Will Washington’s Netminding Gamble Pay Off?
MacLellan faced a daunting task between the pipes this summer. Vitek Vanecek and Ilya Samsonov, both restricted free agents, were serial underperformers in D.C., with neither staking a definitive claim over the net.
Their mediocre form was a constant source of frustration last season, forcing MacLellan to allocate most of his trade deadline attention to acquiring a netminder. While the 63-year-old failed to source an upgrade midseason, he was ruthless once free agency opened, recruiting Darcy Kuemper and Charlie Lindgren.
Besides run-of-the-mill concerns about entering a long-term pact with a 32-year-old netminder, Kuemper is a relatively safe bet. He just backstopped the Colorado Avalanche to a Stanley Cup and comfortably outperformed the tandem he is replacing:
|Appearances||Save Percentage||Goals-Against Average||Goals Saved Above Expected (per Game)|
|Darcy Kuemper||57||.921||2.54||25.1 (0.44)|
|Vitek Vanecek||42||.908||2.67||0.9 (0.02)|
|Ilya Samsonov||44||.896||3.02||-12.5 (-0.28)|
But what if Kuemper’s form falls away? In short, Washington’s season will depend on whether Charlie Lindgren is legit. The 28-year-old made five appearances for the St. Louis Blues last season, recording a 1.22 goals-against average (GAA), .958 save percentage (SV%), and five wins. He was also superb in the American Hockey League, upholding a .925 SV% and 2.21 GAA in 34 appearances for the Springfield Thunderbirds. But small sample sizes are troublesome and Lindgren has never been a true backup.
“We liked his performance last year,” MacLellan said of Lindgren. “I know it wasn’t a lot of games, but we think there is some upside in there, so we gave them the three-year term because it was competitive for him and there were a lot of teams that were looking at him.”
It was a busy summer for musical chairs in the netminding department, with the Capitals key players in an unpredictable marketplace. MacLellan rolled the dice on an untested No. 2: it will be fascinating to see if the gamble pays off.
Washington Must Start the 2022-23 Season on the Front Foot
If the Capitals want to lift another Stanley Cup in the epoch of Ovechkin, they must make the most of their opportunities next season. Washington’s prospect pool is thin, they haven’t advanced in the playoffs since winning it all against the Vegas Golden Knights, and are now at the mercy of age curves.
Time is running out, if it hasn’t already, for the team from D.C. to win. MacLellan’s side must start the upcoming campaign on a positive footing as a result.

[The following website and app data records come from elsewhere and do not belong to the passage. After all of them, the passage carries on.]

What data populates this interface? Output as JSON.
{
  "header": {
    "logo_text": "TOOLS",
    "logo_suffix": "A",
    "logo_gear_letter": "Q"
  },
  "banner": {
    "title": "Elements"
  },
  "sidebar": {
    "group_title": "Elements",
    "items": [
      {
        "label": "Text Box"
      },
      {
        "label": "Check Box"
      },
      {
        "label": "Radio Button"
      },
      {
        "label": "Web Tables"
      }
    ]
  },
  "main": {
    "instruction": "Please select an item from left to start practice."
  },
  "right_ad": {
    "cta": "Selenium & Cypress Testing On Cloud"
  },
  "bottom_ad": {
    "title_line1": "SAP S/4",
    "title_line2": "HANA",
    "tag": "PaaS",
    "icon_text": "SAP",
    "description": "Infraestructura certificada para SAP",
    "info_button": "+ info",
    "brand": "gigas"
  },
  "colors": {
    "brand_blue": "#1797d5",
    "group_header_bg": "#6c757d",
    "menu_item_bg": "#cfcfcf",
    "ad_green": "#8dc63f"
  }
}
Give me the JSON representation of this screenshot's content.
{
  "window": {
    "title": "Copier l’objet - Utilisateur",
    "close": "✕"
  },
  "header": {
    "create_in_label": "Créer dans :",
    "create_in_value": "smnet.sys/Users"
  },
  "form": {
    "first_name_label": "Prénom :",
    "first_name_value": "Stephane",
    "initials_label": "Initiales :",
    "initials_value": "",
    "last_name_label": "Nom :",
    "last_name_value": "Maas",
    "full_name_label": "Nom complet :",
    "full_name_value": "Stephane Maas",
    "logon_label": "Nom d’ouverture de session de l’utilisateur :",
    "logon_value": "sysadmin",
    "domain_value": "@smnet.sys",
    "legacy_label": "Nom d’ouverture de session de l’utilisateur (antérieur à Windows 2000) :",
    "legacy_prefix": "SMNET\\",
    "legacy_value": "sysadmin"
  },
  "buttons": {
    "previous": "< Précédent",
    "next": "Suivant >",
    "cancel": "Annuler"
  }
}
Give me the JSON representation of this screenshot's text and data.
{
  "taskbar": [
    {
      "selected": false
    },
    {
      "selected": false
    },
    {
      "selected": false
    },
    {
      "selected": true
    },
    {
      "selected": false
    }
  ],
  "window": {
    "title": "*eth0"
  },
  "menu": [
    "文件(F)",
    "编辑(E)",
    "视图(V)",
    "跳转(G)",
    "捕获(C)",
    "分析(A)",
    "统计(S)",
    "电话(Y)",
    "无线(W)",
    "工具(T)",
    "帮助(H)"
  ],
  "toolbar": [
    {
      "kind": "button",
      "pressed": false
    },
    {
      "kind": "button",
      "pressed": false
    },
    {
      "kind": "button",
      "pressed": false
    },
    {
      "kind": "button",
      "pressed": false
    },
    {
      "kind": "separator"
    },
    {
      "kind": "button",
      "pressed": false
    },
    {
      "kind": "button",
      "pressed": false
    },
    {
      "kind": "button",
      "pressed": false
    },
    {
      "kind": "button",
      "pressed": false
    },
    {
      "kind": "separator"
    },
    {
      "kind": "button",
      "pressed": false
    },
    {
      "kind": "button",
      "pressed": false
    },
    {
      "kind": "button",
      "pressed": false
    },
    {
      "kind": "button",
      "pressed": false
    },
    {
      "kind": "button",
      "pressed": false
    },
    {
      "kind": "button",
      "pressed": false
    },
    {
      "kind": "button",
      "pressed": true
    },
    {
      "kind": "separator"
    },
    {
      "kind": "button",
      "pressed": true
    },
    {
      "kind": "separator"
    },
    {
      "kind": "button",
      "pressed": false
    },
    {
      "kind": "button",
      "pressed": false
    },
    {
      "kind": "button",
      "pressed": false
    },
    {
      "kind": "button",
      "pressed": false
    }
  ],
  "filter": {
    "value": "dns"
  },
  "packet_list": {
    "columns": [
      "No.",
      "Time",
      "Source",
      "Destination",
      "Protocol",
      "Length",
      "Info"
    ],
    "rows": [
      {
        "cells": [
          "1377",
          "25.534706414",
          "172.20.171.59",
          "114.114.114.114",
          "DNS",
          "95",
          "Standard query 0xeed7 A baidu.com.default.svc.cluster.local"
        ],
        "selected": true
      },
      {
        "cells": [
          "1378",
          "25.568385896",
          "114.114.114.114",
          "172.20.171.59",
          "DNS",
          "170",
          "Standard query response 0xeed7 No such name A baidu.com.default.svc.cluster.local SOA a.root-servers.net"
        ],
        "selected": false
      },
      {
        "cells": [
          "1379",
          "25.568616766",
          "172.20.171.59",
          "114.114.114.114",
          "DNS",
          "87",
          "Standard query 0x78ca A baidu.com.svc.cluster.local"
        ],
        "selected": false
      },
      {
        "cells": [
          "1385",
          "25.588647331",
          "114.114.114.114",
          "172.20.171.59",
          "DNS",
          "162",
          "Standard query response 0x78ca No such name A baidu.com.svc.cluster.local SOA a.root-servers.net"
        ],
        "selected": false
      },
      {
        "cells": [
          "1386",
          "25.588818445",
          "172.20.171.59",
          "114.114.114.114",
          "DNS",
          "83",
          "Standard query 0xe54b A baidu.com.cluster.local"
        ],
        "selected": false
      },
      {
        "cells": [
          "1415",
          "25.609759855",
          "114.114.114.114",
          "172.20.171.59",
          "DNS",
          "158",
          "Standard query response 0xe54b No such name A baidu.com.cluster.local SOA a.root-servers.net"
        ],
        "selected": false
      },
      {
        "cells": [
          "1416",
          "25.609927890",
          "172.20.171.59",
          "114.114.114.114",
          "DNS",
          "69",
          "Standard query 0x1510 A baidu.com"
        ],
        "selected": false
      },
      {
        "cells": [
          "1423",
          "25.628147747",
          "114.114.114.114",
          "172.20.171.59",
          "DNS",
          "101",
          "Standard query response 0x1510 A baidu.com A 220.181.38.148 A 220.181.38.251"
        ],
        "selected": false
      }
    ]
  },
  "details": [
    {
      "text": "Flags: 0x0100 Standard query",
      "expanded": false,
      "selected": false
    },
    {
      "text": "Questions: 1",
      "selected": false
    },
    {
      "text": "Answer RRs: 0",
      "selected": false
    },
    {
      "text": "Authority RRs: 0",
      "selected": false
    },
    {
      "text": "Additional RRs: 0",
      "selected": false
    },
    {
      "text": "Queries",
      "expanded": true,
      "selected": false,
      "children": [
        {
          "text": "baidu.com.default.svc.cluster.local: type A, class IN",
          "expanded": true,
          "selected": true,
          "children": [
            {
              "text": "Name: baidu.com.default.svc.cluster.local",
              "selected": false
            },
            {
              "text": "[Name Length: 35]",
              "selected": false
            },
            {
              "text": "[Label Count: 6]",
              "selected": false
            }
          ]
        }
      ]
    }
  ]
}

Luke is an award-winning freelance sports journalist from London, England. In addition to his work on the Washington Capitals and Ottawa Senators for THW, he covers the Elite Ice Hockey League for British Ice Hockey and world soccer for numerous publications, including on Substack. To stay up to date with his content, follow @LukeJames_32 on Twitter.